→ **Data under study**
^^^^

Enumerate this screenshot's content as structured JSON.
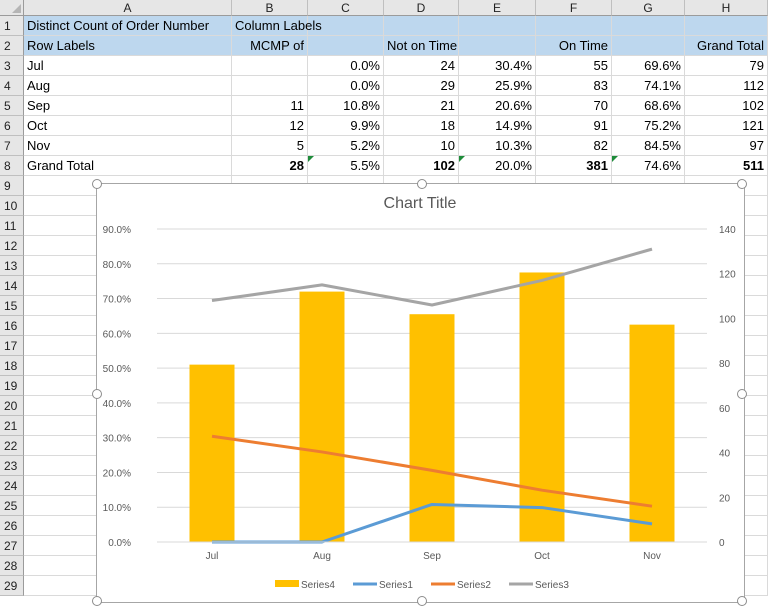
{
  "columns": [
    "A",
    "B",
    "C",
    "D",
    "E",
    "F",
    "G",
    "H"
  ],
  "rows": [
    "1",
    "2",
    "3",
    "4",
    "5",
    "6",
    "7",
    "8",
    "9",
    "10",
    "11",
    "12",
    "13",
    "14",
    "15",
    "16",
    "17",
    "18",
    "19",
    "20",
    "21",
    "22",
    "23",
    "24",
    "25",
    "26",
    "27",
    "28",
    "29"
  ],
  "pivot": {
    "row1": {
      "a": "Distinct Count of Order Number",
      "b": "Column Labels"
    },
    "row2": {
      "a": "Row Labels",
      "b": "MCMP of",
      "d": "Not on Time",
      "f": "On Time",
      "h": "Grand Total"
    },
    "body": [
      {
        "label": "Jul",
        "b": "",
        "c": "0.0%",
        "d": "24",
        "e": "30.4%",
        "f": "55",
        "g": "69.6%",
        "h": "79"
      },
      {
        "label": "Aug",
        "b": "",
        "c": "0.0%",
        "d": "29",
        "e": "25.9%",
        "f": "83",
        "g": "74.1%",
        "h": "112"
      },
      {
        "label": "Sep",
        "b": "11",
        "c": "10.8%",
        "d": "21",
        "e": "20.6%",
        "f": "70",
        "g": "68.6%",
        "h": "102"
      },
      {
        "label": "Oct",
        "b": "12",
        "c": "9.9%",
        "d": "18",
        "e": "14.9%",
        "f": "91",
        "g": "75.2%",
        "h": "121"
      },
      {
        "label": "Nov",
        "b": "5",
        "c": "5.2%",
        "d": "10",
        "e": "10.3%",
        "f": "82",
        "g": "84.5%",
        "h": "97"
      },
      {
        "label": "Grand Total",
        "b": "28",
        "c": "5.5%",
        "d": "102",
        "e": "20.0%",
        "f": "381",
        "g": "74.6%",
        "h": "511"
      }
    ]
  },
  "chart_data": {
    "type": "bar",
    "title": "Chart Title",
    "categories": [
      "Jul",
      "Aug",
      "Sep",
      "Oct",
      "Nov"
    ],
    "y_left": {
      "ticks": [
        "0.0%",
        "10.0%",
        "20.0%",
        "30.0%",
        "40.0%",
        "50.0%",
        "60.0%",
        "70.0%",
        "80.0%",
        "90.0%"
      ],
      "range": [
        0,
        90
      ]
    },
    "y_right": {
      "ticks": [
        "0",
        "20",
        "40",
        "60",
        "80",
        "100",
        "120",
        "140"
      ],
      "range": [
        0,
        140
      ]
    },
    "series": [
      {
        "name": "Series4",
        "kind": "bar",
        "axis": "left",
        "color": "#ffc000",
        "values": [
          51,
          72,
          65.5,
          77.5,
          62.5
        ]
      },
      {
        "name": "Series1",
        "kind": "line",
        "axis": "left",
        "color": "#5b9bd5",
        "values": [
          0,
          0,
          10.8,
          9.9,
          5.2
        ]
      },
      {
        "name": "Series2",
        "kind": "line",
        "axis": "left",
        "color": "#ed7d31",
        "values": [
          30.4,
          25.9,
          20.6,
          14.9,
          10.3
        ]
      },
      {
        "name": "Series3",
        "kind": "line",
        "axis": "right",
        "color": "#a5a5a5",
        "values": [
          108,
          115,
          106,
          117,
          131
        ]
      }
    ],
    "legend": "bottom",
    "grid": true
  }
}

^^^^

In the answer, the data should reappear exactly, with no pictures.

Enumerate this screenshot's content as structured JSON.
{
  "columns": [
    "A",
    "B",
    "C",
    "D",
    "E",
    "F",
    "G",
    "H"
  ],
  "rows": [
    "1",
    "2",
    "3",
    "4",
    "5",
    "6",
    "7",
    "8",
    "9",
    "10",
    "11",
    "12",
    "13",
    "14",
    "15",
    "16",
    "17",
    "18",
    "19",
    "20",
    "21",
    "22",
    "23",
    "24",
    "25",
    "26",
    "27",
    "28",
    "29"
  ],
  "pivot": {
    "row1": {
      "a": "Distinct Count of Order Number",
      "b": "Column Labels"
    },
    "row2": {
      "a": "Row Labels",
      "b": "MCMP of",
      "d": "Not on Time",
      "f": "On Time",
      "h": "Grand Total"
    },
    "body": [
      {
        "label": "Jul",
        "b": "",
        "c": "0.0%",
        "d": "24",
        "e": "30.4%",
        "f": "55",
        "g": "69.6%",
        "h": "79"
      },
      {
        "label": "Aug",
        "b": "",
        "c": "0.0%",
        "d": "29",
        "e": "25.9%",
        "f": "83",
        "g": "74.1%",
        "h": "112"
      },
      {
        "label": "Sep",
        "b": "11",
        "c": "10.8%",
        "d": "21",
        "e": "20.6%",
        "f": "70",
        "g": "68.6%",
        "h": "102"
      },
      {
        "label": "Oct",
        "b": "12",
        "c": "9.9%",
        "d": "18",
        "e": "14.9%",
        "f": "91",
        "g": "75.2%",
        "h": "121"
      },
      {
        "label": "Nov",
        "b": "5",
        "c": "5.2%",
        "d": "10",
        "e": "10.3%",
        "f": "82",
        "g": "84.5%",
        "h": "97"
      },
      {
        "label": "Grand Total",
        "b": "28",
        "c": "5.5%",
        "d": "102",
        "e": "20.0%",
        "f": "381",
        "g": "74.6%",
        "h": "511"
      }
    ]
  },
  "chart_data": {
    "type": "bar",
    "title": "Chart Title",
    "categories": [
      "Jul",
      "Aug",
      "Sep",
      "Oct",
      "Nov"
    ],
    "y_left": {
      "ticks": [
        "0.0%",
        "10.0%",
        "20.0%",
        "30.0%",
        "40.0%",
        "50.0%",
        "60.0%",
        "70.0%",
        "80.0%",
        "90.0%"
      ],
      "range": [
        0,
        90
      ]
    },
    "y_right": {
      "ticks": [
        "0",
        "20",
        "40",
        "60",
        "80",
        "100",
        "120",
        "140"
      ],
      "range": [
        0,
        140
      ]
    },
    "series": [
      {
        "name": "Series4",
        "kind": "bar",
        "axis": "left",
        "color": "#ffc000",
        "values": [
          51,
          72,
          65.5,
          77.5,
          62.5
        ]
      },
      {
        "name": "Series1",
        "kind": "line",
        "axis": "left",
        "color": "#5b9bd5",
        "values": [
          0,
          0,
          10.8,
          9.9,
          5.2
        ]
      },
      {
        "name": "Series2",
        "kind": "line",
        "axis": "left",
        "color": "#ed7d31",
        "values": [
          30.4,
          25.9,
          20.6,
          14.9,
          10.3
        ]
      },
      {
        "name": "Series3",
        "kind": "line",
        "axis": "right",
        "color": "#a5a5a5",
        "values": [
          108,
          115,
          106,
          117,
          131
        ]
      }
    ],
    "legend": "bottom",
    "grid": true
  }
}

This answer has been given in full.